**YOUR ASSIGNMENT:**
Go through the material line by line and copy each one with the word "JSON".

**ENTRIES PROVIDED:**
--- START ---

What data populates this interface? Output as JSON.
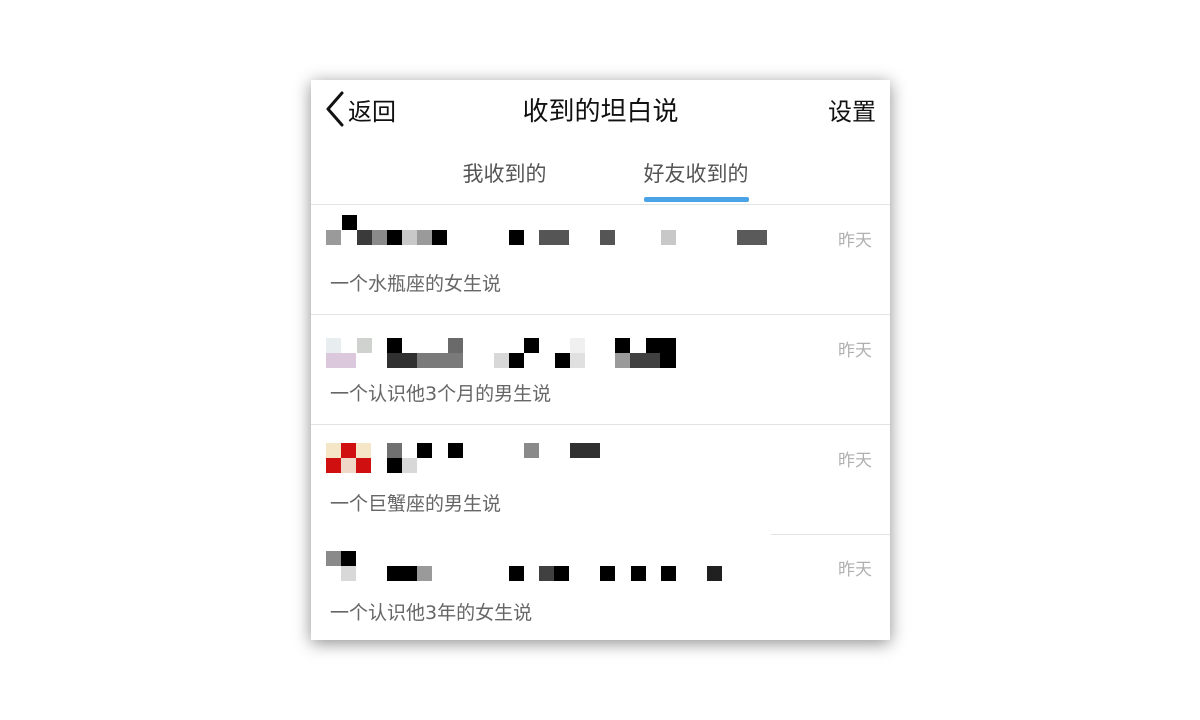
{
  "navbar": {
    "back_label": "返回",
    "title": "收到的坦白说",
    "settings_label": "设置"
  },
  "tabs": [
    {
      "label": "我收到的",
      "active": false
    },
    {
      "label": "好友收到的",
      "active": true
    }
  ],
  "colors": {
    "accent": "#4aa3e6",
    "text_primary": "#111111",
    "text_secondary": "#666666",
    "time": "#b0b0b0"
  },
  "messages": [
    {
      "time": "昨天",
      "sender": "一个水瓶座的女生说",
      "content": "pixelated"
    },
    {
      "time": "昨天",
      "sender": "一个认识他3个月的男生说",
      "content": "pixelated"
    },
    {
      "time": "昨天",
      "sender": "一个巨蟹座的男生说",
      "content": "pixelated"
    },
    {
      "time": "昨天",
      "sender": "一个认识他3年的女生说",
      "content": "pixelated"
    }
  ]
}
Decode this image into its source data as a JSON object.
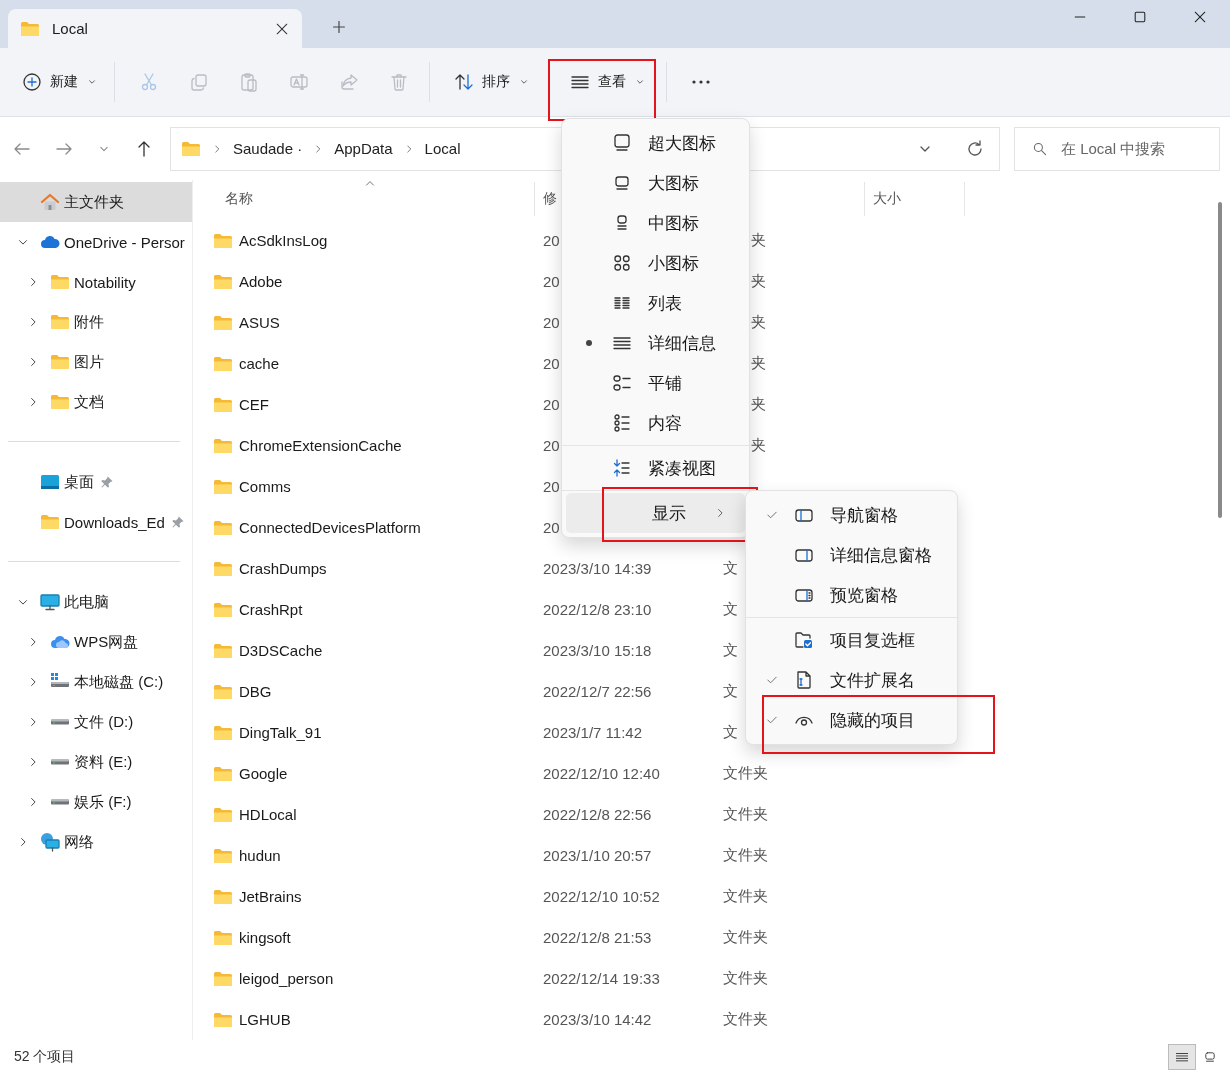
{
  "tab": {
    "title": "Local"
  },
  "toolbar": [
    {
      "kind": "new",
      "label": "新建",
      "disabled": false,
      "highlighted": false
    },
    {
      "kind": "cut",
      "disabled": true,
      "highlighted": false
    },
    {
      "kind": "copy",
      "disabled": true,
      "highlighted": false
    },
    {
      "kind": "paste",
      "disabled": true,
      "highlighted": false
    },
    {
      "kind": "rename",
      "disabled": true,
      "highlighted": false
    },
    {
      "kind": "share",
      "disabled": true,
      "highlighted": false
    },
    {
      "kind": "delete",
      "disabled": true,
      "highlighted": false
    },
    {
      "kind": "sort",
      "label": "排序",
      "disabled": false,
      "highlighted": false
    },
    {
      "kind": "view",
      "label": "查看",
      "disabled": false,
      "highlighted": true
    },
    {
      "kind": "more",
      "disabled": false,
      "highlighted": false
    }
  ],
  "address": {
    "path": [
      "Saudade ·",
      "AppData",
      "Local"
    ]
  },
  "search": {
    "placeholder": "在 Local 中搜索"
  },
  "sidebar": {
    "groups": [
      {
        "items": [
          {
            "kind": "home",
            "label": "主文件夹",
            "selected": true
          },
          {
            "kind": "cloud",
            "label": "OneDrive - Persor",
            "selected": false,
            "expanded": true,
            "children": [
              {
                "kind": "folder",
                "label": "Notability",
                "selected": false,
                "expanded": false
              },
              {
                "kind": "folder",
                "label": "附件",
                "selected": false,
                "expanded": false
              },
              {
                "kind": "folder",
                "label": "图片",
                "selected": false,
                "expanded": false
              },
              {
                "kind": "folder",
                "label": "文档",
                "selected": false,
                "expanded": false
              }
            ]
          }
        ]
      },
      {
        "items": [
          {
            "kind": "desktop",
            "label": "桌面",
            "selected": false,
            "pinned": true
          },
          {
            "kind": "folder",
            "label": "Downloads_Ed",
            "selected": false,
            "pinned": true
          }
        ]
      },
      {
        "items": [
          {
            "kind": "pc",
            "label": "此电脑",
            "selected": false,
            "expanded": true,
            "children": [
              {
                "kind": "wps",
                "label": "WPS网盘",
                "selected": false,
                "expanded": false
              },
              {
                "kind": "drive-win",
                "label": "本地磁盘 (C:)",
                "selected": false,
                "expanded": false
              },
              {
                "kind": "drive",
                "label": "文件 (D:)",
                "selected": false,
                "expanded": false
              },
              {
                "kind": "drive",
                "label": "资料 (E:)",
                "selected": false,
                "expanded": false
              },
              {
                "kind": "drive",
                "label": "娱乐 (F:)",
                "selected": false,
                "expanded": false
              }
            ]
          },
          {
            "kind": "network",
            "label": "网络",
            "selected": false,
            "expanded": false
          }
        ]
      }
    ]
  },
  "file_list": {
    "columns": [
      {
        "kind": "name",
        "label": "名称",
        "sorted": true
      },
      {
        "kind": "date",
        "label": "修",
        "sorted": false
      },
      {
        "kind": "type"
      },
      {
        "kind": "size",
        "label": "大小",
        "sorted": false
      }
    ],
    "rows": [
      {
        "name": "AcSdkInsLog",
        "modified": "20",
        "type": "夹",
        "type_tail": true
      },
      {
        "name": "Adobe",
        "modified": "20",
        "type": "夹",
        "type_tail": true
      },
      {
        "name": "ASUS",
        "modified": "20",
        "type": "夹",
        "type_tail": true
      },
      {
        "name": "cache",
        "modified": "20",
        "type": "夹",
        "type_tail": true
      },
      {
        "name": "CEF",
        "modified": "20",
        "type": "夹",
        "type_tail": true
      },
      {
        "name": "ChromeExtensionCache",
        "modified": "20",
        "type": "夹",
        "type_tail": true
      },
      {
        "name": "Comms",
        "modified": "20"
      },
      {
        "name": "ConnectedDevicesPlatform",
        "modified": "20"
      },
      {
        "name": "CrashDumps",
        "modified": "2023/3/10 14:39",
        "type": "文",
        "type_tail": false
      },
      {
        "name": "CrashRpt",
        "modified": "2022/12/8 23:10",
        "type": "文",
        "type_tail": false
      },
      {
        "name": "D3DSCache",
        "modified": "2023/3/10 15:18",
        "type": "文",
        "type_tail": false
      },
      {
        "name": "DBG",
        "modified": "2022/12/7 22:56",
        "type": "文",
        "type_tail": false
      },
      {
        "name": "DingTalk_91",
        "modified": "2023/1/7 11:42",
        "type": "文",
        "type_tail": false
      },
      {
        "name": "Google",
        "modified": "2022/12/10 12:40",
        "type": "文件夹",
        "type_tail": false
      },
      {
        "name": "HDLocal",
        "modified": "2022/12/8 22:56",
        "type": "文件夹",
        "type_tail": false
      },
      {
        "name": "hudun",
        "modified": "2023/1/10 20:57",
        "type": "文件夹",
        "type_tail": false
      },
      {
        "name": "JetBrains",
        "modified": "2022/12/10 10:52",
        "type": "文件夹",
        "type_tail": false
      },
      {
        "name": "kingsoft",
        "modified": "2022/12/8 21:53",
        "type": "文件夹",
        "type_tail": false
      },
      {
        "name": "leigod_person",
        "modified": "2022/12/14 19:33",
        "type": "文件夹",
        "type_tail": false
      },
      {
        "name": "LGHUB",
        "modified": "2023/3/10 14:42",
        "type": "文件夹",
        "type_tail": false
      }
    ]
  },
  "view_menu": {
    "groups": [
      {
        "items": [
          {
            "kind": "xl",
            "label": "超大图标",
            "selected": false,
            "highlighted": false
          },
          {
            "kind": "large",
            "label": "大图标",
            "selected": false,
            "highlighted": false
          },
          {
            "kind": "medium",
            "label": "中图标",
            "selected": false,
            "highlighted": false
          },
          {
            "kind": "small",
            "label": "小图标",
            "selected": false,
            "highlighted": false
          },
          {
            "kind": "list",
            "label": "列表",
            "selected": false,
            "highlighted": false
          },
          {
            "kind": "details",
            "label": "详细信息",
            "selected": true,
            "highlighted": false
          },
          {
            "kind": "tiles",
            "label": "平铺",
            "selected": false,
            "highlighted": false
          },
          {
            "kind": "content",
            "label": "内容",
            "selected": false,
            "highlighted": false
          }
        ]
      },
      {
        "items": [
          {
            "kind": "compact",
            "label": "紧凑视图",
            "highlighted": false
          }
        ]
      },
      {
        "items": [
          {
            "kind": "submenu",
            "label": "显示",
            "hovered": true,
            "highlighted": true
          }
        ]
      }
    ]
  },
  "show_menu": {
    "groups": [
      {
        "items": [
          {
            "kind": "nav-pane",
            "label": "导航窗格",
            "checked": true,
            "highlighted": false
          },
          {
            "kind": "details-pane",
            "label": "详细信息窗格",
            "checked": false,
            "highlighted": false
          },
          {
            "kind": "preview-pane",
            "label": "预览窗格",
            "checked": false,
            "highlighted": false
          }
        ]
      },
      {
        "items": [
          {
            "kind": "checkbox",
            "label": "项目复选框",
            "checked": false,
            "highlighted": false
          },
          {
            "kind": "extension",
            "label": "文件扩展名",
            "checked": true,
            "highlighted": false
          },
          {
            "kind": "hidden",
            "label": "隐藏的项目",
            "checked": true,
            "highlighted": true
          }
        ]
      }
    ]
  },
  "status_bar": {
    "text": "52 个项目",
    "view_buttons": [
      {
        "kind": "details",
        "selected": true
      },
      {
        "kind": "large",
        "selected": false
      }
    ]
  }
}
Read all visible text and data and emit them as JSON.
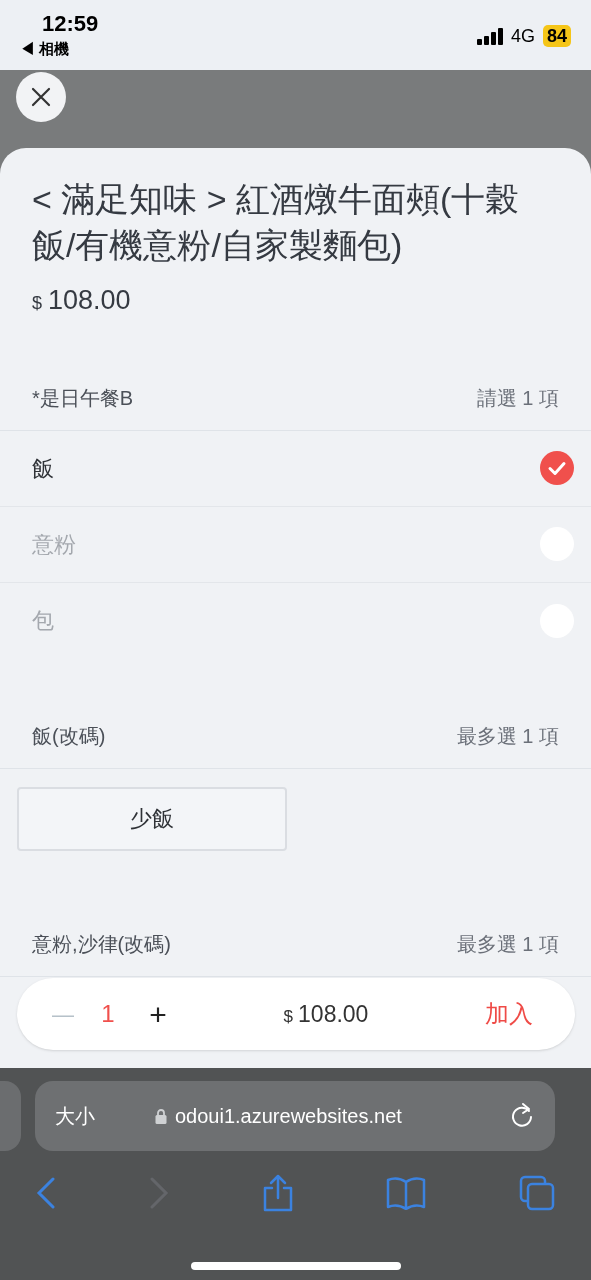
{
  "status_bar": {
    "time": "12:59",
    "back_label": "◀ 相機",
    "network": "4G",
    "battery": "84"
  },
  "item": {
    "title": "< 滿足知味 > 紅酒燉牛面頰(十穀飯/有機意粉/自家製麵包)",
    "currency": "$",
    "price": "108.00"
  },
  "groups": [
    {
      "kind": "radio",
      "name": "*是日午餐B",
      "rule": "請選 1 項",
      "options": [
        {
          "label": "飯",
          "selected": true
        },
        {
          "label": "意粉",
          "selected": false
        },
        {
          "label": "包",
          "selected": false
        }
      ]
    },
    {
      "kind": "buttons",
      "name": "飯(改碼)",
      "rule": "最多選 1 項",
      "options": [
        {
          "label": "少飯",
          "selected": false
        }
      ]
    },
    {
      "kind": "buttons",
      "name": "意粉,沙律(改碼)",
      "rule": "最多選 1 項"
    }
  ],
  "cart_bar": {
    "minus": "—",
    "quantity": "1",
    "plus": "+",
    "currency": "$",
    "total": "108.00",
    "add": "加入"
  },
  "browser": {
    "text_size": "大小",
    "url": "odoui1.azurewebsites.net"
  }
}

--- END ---

**WRITTEN ANSWER:**
What data populates this interface? Output as JSON.
Decode this image into its source data as a JSON object.
Read all visible text and data and emit them as JSON.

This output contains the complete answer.